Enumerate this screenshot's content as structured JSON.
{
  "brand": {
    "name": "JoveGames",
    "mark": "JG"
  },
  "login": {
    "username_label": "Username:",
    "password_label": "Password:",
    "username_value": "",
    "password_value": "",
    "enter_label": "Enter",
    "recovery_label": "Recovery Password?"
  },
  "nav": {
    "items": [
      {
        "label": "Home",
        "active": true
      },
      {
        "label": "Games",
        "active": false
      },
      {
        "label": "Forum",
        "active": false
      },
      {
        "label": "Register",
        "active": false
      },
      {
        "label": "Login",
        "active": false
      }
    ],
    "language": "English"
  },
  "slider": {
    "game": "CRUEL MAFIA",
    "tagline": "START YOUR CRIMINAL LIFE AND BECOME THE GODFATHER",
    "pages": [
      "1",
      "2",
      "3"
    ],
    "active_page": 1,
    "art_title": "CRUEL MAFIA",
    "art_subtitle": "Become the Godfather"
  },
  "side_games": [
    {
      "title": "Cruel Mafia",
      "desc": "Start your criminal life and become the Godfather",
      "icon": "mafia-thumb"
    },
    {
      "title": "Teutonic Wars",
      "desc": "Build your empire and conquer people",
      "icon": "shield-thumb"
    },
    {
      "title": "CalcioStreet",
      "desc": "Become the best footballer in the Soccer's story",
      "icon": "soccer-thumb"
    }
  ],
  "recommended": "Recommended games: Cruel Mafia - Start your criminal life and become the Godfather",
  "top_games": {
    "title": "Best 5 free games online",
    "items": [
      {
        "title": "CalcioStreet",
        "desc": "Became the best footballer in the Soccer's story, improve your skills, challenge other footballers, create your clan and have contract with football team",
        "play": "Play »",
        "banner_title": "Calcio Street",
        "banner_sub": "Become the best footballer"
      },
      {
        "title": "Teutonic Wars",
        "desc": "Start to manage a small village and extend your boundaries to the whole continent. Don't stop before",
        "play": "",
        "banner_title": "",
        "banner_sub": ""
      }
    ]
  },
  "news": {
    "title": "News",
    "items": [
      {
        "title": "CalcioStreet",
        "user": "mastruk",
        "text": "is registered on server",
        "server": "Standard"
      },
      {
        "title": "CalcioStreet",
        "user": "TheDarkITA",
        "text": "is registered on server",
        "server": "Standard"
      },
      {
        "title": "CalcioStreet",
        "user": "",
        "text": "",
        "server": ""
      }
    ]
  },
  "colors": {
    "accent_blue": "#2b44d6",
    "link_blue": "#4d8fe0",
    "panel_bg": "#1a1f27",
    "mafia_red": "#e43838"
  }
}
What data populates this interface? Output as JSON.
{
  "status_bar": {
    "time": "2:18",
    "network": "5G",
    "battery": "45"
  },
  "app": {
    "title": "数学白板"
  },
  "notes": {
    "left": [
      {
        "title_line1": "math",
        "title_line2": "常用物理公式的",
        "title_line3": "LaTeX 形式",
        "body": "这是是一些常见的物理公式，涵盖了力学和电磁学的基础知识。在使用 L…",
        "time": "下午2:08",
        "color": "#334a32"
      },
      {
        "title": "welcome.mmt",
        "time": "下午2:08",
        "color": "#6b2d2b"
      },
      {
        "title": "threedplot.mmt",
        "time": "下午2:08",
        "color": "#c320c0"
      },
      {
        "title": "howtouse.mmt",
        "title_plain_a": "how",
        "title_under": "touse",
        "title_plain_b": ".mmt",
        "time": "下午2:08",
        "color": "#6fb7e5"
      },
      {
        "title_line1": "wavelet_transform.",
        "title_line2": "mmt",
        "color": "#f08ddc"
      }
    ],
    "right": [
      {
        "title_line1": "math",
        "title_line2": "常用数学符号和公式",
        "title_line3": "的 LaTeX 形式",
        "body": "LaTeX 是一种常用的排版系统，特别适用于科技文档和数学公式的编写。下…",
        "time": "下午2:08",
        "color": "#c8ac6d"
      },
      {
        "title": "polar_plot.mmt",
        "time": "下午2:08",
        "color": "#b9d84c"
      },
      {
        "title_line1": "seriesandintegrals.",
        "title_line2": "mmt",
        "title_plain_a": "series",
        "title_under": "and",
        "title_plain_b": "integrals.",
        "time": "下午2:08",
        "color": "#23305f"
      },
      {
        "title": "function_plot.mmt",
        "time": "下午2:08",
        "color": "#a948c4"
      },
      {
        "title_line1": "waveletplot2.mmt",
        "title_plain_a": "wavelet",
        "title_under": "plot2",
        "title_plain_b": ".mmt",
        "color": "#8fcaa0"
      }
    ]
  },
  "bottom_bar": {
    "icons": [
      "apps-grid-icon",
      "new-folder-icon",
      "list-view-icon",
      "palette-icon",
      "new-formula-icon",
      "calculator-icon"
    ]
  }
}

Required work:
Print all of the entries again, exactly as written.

Solution for this task:
Enumerate this screenshot's content as structured JSON.
{
  "brand": {
    "name": "JoveGames",
    "mark": "JG"
  },
  "login": {
    "username_label": "Username:",
    "password_label": "Password:",
    "username_value": "",
    "password_value": "",
    "enter_label": "Enter",
    "recovery_label": "Recovery Password?"
  },
  "nav": {
    "items": [
      {
        "label": "Home",
        "active": true
      },
      {
        "label": "Games",
        "active": false
      },
      {
        "label": "Forum",
        "active": false
      },
      {
        "label": "Register",
        "active": false
      },
      {
        "label": "Login",
        "active": false
      }
    ],
    "language": "English"
  },
  "slider": {
    "game": "CRUEL MAFIA",
    "tagline": "START YOUR CRIMINAL LIFE AND BECOME THE GODFATHER",
    "pages": [
      "1",
      "2",
      "3"
    ],
    "active_page": 1,
    "art_title": "CRUEL MAFIA",
    "art_subtitle": "Become the Godfather"
  },
  "side_games": [
    {
      "title": "Cruel Mafia",
      "desc": "Start your criminal life and become the Godfather",
      "icon": "mafia-thumb"
    },
    {
      "title": "Teutonic Wars",
      "desc": "Build your empire and conquer people",
      "icon": "shield-thumb"
    },
    {
      "title": "CalcioStreet",
      "desc": "Become the best footballer in the Soccer's story",
      "icon": "soccer-thumb"
    }
  ],
  "recommended": "Recommended games: Cruel Mafia - Start your criminal life and become the Godfather",
  "top_games": {
    "title": "Best 5 free games online",
    "items": [
      {
        "title": "CalcioStreet",
        "desc": "Became the best footballer in the Soccer's story, improve your skills, challenge other footballers, create your clan and have contract with football team",
        "play": "Play »",
        "banner_title": "Calcio Street",
        "banner_sub": "Become the best footballer"
      },
      {
        "title": "Teutonic Wars",
        "desc": "Start to manage a small village and extend your boundaries to the whole continent. Don't stop before",
        "play": "",
        "banner_title": "",
        "banner_sub": ""
      }
    ]
  },
  "news": {
    "title": "News",
    "items": [
      {
        "title": "CalcioStreet",
        "user": "mastruk",
        "text": "is registered on server",
        "server": "Standard"
      },
      {
        "title": "CalcioStreet",
        "user": "TheDarkITA",
        "text": "is registered on server",
        "server": "Standard"
      },
      {
        "title": "CalcioStreet",
        "user": "",
        "text": "",
        "server": ""
      }
    ]
  },
  "colors": {
    "accent_blue": "#2b44d6",
    "link_blue": "#4d8fe0",
    "panel_bg": "#1a1f27",
    "mafia_red": "#e43838"
  }
}
What data populates this interface? Output as JSON.
{
  "status_bar": {
    "time": "2:18",
    "network": "5G",
    "battery": "45"
  },
  "app": {
    "title": "数学白板"
  },
  "notes": {
    "left": [
      {
        "title_line1": "math",
        "title_line2": "常用物理公式的",
        "title_line3": "LaTeX 形式",
        "body": "这是是一些常见的物理公式，涵盖了力学和电磁学的基础知识。在使用 L…",
        "time": "下午2:08",
        "color": "#334a32"
      },
      {
        "title": "welcome.mmt",
        "time": "下午2:08",
        "color": "#6b2d2b"
      },
      {
        "title": "threedplot.mmt",
        "time": "下午2:08",
        "color": "#c320c0"
      },
      {
        "title": "howtouse.mmt",
        "title_plain_a": "how",
        "title_under": "touse",
        "title_plain_b": ".mmt",
        "time": "下午2:08",
        "color": "#6fb7e5"
      },
      {
        "title_line1": "wavelet_transform.",
        "title_line2": "mmt",
        "color": "#f08ddc"
      }
    ],
    "right": [
      {
        "title_line1": "math",
        "title_line2": "常用数学符号和公式",
        "title_line3": "的 LaTeX 形式",
        "body": "LaTeX 是一种常用的排版系统，特别适用于科技文档和数学公式的编写。下…",
        "time": "下午2:08",
        "color": "#c8ac6d"
      },
      {
        "title": "polar_plot.mmt",
        "time": "下午2:08",
        "color": "#b9d84c"
      },
      {
        "title_line1": "seriesandintegrals.",
        "title_line2": "mmt",
        "title_plain_a": "series",
        "title_under": "and",
        "title_plain_b": "integrals.",
        "time": "下午2:08",
        "color": "#23305f"
      },
      {
        "title": "function_plot.mmt",
        "time": "下午2:08",
        "color": "#a948c4"
      },
      {
        "title_line1": "waveletplot2.mmt",
        "title_plain_a": "wavelet",
        "title_under": "plot2",
        "title_plain_b": ".mmt",
        "color": "#8fcaa0"
      }
    ]
  },
  "bottom_bar": {
    "icons": [
      "apps-grid-icon",
      "new-folder-icon",
      "list-view-icon",
      "palette-icon",
      "new-formula-icon",
      "calculator-icon"
    ]
  }
}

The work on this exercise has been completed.